Covid, covid, covid, politics, politics, politics. The new year has yet to show much of a break from 2020. The December Employment Report reflected an impact from the pandemic surge and further job losses in state and local government, but wasn’t bad otherwise. Democratic victories in Georgia’s run-off election mean a shift in Senate control (a 50-50 mix, but Vice President-Elect Harris will be the tie-breaker). There was an insurrection on Capitol Hill, as lawmakers were in the process of ratifying the November election results.
Nonfarm payrolls fell by 140,000, but with an upward revision of 135,000 to the two previous months. December weakness was concentrated in restaurants and bars (-372,000) and state and local government (-51,000). Otherwise, nonfarm payrolls rose by 232,000 and private-sector payrolls rose 277,000. Throughout the pandemic, face-to-face industries have remained depressed. State restrictions (as well as self-preservation) have stalled a rebound in restaurants and bars. With cases (and deaths) continuing to surge, the labor market outlook for early 2021 will remain mixed.

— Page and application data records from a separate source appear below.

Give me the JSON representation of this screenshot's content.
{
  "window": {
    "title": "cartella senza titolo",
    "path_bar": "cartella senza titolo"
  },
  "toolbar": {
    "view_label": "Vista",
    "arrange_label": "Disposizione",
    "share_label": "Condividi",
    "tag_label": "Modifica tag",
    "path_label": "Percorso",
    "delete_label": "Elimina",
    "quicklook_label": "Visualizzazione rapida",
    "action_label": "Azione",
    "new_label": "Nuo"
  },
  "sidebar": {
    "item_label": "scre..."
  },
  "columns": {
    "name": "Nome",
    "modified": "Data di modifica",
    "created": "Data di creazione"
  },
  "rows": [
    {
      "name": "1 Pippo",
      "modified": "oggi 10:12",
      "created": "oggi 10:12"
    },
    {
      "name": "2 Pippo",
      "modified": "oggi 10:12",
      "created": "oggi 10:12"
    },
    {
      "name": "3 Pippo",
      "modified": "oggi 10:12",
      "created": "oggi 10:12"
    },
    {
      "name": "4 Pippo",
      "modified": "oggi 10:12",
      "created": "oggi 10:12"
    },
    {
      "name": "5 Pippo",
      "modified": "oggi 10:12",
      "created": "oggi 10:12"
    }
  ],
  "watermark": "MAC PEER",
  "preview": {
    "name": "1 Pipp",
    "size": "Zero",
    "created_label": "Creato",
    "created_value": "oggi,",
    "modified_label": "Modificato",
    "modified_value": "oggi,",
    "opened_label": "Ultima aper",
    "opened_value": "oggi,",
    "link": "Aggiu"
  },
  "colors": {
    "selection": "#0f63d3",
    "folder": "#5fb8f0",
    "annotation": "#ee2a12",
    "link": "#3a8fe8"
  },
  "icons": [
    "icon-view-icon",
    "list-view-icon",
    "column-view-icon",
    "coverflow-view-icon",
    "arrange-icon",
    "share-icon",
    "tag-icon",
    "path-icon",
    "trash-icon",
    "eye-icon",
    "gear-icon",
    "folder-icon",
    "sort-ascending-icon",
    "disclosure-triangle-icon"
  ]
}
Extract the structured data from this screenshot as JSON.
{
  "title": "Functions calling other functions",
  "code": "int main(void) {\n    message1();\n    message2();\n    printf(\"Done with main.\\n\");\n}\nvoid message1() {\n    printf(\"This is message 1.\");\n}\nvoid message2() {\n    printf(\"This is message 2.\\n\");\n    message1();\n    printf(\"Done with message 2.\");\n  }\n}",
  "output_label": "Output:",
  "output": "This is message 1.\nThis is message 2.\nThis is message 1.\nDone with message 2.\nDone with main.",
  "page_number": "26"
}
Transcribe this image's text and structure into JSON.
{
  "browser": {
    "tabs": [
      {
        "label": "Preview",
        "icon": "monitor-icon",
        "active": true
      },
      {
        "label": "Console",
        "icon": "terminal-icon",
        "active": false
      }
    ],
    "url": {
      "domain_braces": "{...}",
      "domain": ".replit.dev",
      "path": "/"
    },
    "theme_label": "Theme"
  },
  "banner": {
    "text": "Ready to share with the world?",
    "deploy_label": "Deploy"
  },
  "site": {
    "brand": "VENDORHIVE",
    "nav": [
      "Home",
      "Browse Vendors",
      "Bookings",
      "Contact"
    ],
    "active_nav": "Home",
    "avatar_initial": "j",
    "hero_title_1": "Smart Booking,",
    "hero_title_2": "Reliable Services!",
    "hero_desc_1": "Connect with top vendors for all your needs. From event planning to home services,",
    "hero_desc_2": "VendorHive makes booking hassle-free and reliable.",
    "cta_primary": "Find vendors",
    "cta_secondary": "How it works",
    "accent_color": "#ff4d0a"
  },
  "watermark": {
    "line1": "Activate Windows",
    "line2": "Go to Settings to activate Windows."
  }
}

The unemployment rate held steady at 6.7%, but with the rate for prime-age workers (age 25-54) falling from 6.1% to 5.8%. Teenage unemployment rose from 13.9% to 16.0% and the rate for young adults (aged 20-24) rose from 10.7% to 11.2% (high school and college students often take temporary seasonal jobs in December).

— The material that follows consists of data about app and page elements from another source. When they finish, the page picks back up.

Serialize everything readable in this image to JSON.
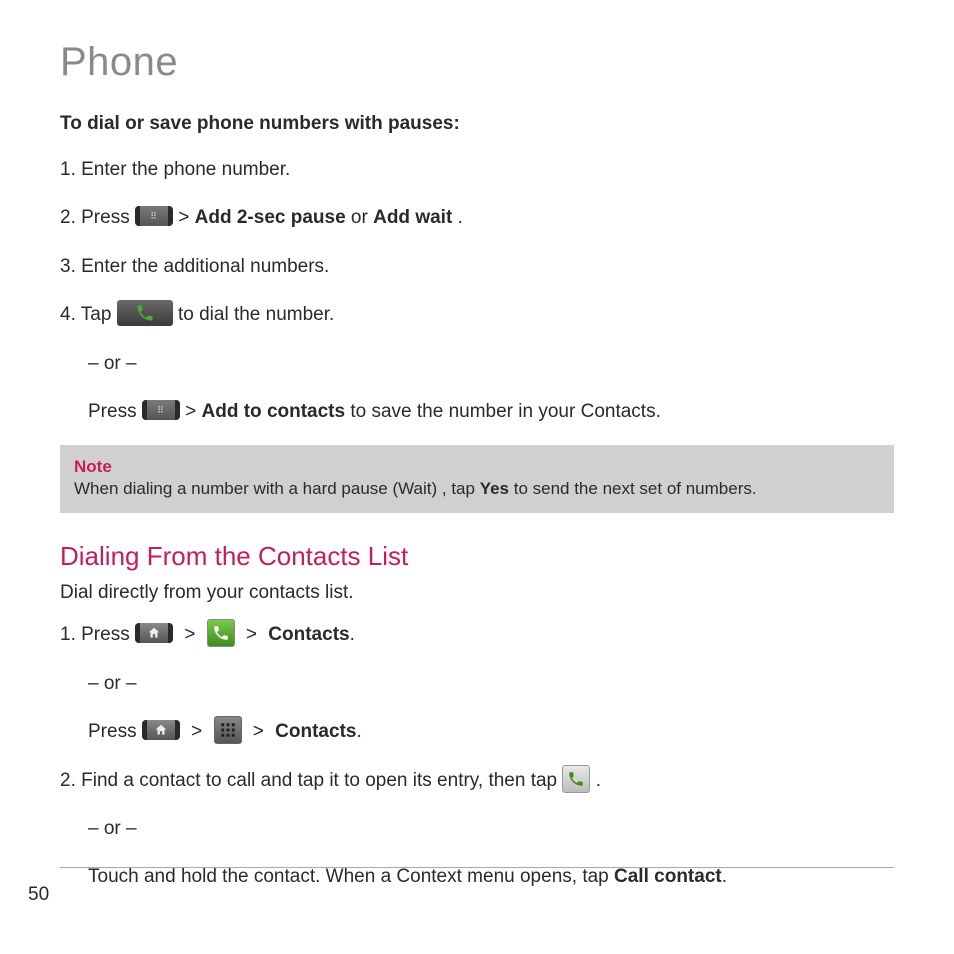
{
  "page_title": "Phone",
  "page_number": "50",
  "section1": {
    "subtitle": "To dial or save phone numbers with pauses:",
    "step1": "1. Enter the phone number.",
    "step2_prefix": "2. Press ",
    "step2_gt": " > ",
    "step2_bold1": "Add 2-sec pause",
    "step2_mid": " or ",
    "step2_bold2": "Add wait",
    "step2_suffix": ".",
    "step3": "3. Enter the additional numbers.",
    "step4_prefix": "4. Tap ",
    "step4_suffix": " to dial the number.",
    "or": "– or –",
    "press_prefix": "Press ",
    "press_gt": " > ",
    "press_bold": "Add to contacts",
    "press_suffix": " to save the number in your Contacts."
  },
  "note": {
    "label": "Note",
    "text_prefix": "When dialing a number with a hard pause (Wait) , tap ",
    "text_bold": "Yes",
    "text_suffix": " to send the next set of numbers."
  },
  "section2": {
    "heading": "Dialing From the Contacts List",
    "intro": "Dial directly from your contacts list.",
    "step1_prefix": "1. Press ",
    "gt": " > ",
    "contacts": "Contacts",
    "period": ".",
    "or": "– or –",
    "press_prefix": "Press ",
    "step2_prefix": "2. Find a contact to call and tap it to open its entry, then tap ",
    "step2_suffix": ".",
    "touch_hold_prefix": "Touch and hold the contact. When a Context menu opens, tap ",
    "call_contact": "Call contact"
  }
}
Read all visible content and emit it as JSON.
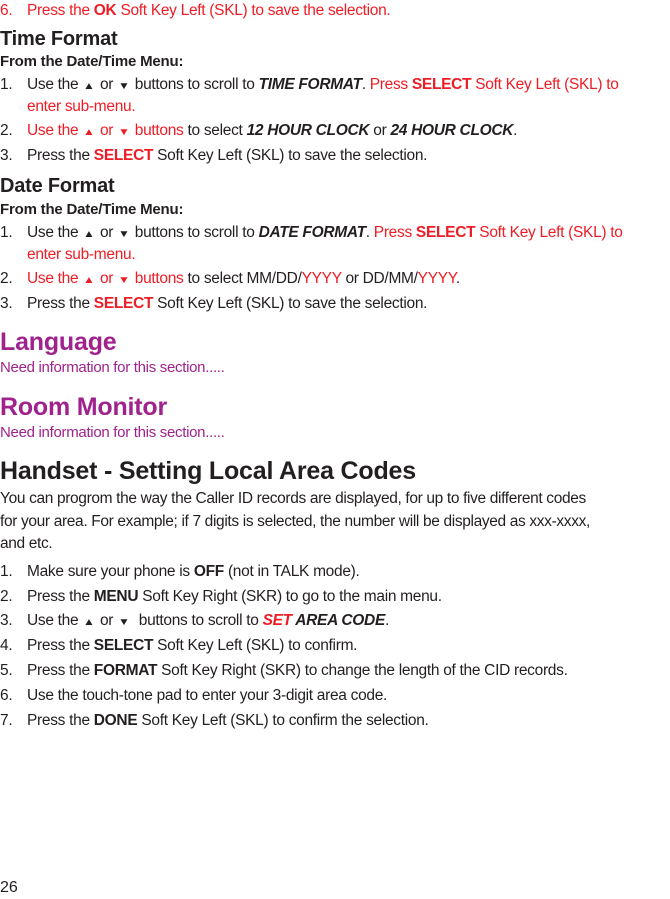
{
  "page_number": "26",
  "colors": {
    "accent_red": "#ee1c25",
    "heading_purple": "#a0228c",
    "text": "#231f20"
  },
  "icons": {
    "up": "▲",
    "down": "▼"
  },
  "top_step": {
    "num": "6.",
    "pre": "Press the ",
    "key": "OK",
    "post": " Soft Key Left (SKL) to save the selection."
  },
  "time_format": {
    "title": "Time Format",
    "subtitle": "From the Date/Time Menu:",
    "steps": [
      {
        "num": "1.",
        "a": "Use the ",
        "or": " or ",
        "b": " buttons to scroll to ",
        "target": "TIME FORMAT",
        "c": ". ",
        "d": "Press ",
        "key": "SELECT",
        "e": " Soft Key Left (SKL) to",
        "wrap": "enter sub-menu."
      },
      {
        "num": "2.",
        "a": "Use the ",
        "or": " or ",
        "b": " buttons",
        "c": " to select ",
        "opt1": "12 HOUR CLOCK",
        "mid": " or ",
        "opt2": "24 HOUR CLOCK",
        "end": "."
      },
      {
        "num": "3.",
        "a": "Press the ",
        "key": "SELECT",
        "b": " Soft Key Left (SKL) to save the selection."
      }
    ]
  },
  "date_format": {
    "title": "Date Format",
    "subtitle": "From the Date/Time Menu:",
    "steps": [
      {
        "num": "1.",
        "a": "Use the ",
        "or": " or ",
        "b": " buttons to scroll to ",
        "target": "DATE FORMAT",
        "c": ". ",
        "d": "Press ",
        "key": "SELECT",
        "e": " Soft Key Left (SKL) to",
        "wrap": "enter sub-menu."
      },
      {
        "num": "2.",
        "a": "Use the ",
        "or": " or ",
        "b": " buttons",
        "c": " to select MM/DD/",
        "y1": "YYYY",
        "mid": " or DD/MM/",
        "y2": "YYYY",
        "end": "."
      },
      {
        "num": "3.",
        "a": "Press the ",
        "key": "SELECT",
        "b": " Soft Key Left (SKL) to save the selection."
      }
    ]
  },
  "language": {
    "title": "Language",
    "note": "Need information for this section....."
  },
  "room_monitor": {
    "title": "Room Monitor",
    "note": "Need information for this section....."
  },
  "area_codes": {
    "title": "Handset - Setting Local Area Codes",
    "intro_lines": [
      "You can progrom the way the Caller ID records are displayed, for up to five different codes",
      "for your area. For example; if 7 digits is selected, the number will be displayed as xxx-xxxx,",
      "and etc."
    ],
    "steps": [
      {
        "num": "1.",
        "a": "Make sure your phone is ",
        "key": "OFF",
        "b": " (not in TALK mode)."
      },
      {
        "num": "2.",
        "a": "Press the ",
        "key": "MENU",
        "b": " Soft Key Right (SKR) to go to the main menu."
      },
      {
        "num": "3.",
        "a": "Use the ",
        "or": " or ",
        "b": "  buttons to scroll to ",
        "target_red": "SET",
        "target_rest": " AREA CODE",
        "end": "."
      },
      {
        "num": "4.",
        "a": "Press the ",
        "key": "SELECT",
        "b": " Soft Key Left (SKL) to confirm."
      },
      {
        "num": "5.",
        "a": "Press the ",
        "key": "FORMAT",
        "b": " Soft Key Right (SKR) to change the length of the CID records."
      },
      {
        "num": "6.",
        "a": "Use the touch-tone pad to enter your 3-digit area code."
      },
      {
        "num": "7.",
        "a": "Press the ",
        "key": "DONE",
        "b": " Soft Key Left (SKL) to confirm the selection."
      }
    ]
  }
}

The Democrats now have a narrow majority in the Senate (and they continue to control the House). Sixty votes are still required to get stuff done in the Senate, unless you go through budget reconciliation (which only requires a simple majority). However, you only get one bite at that apple per year. With such a narrow majority, each Senator becomes the critical marginal vote. Major legislative changes will be difficult to achieve – hence, the stock market’s acceptance of what is expected to be a (mostly) divided government. Still, the Biden/Harris administration will be active, especially in the first 100 days. The pandemic response will be the primary initial focus, but climate change, income inequality, and antitrust issues are on the menu.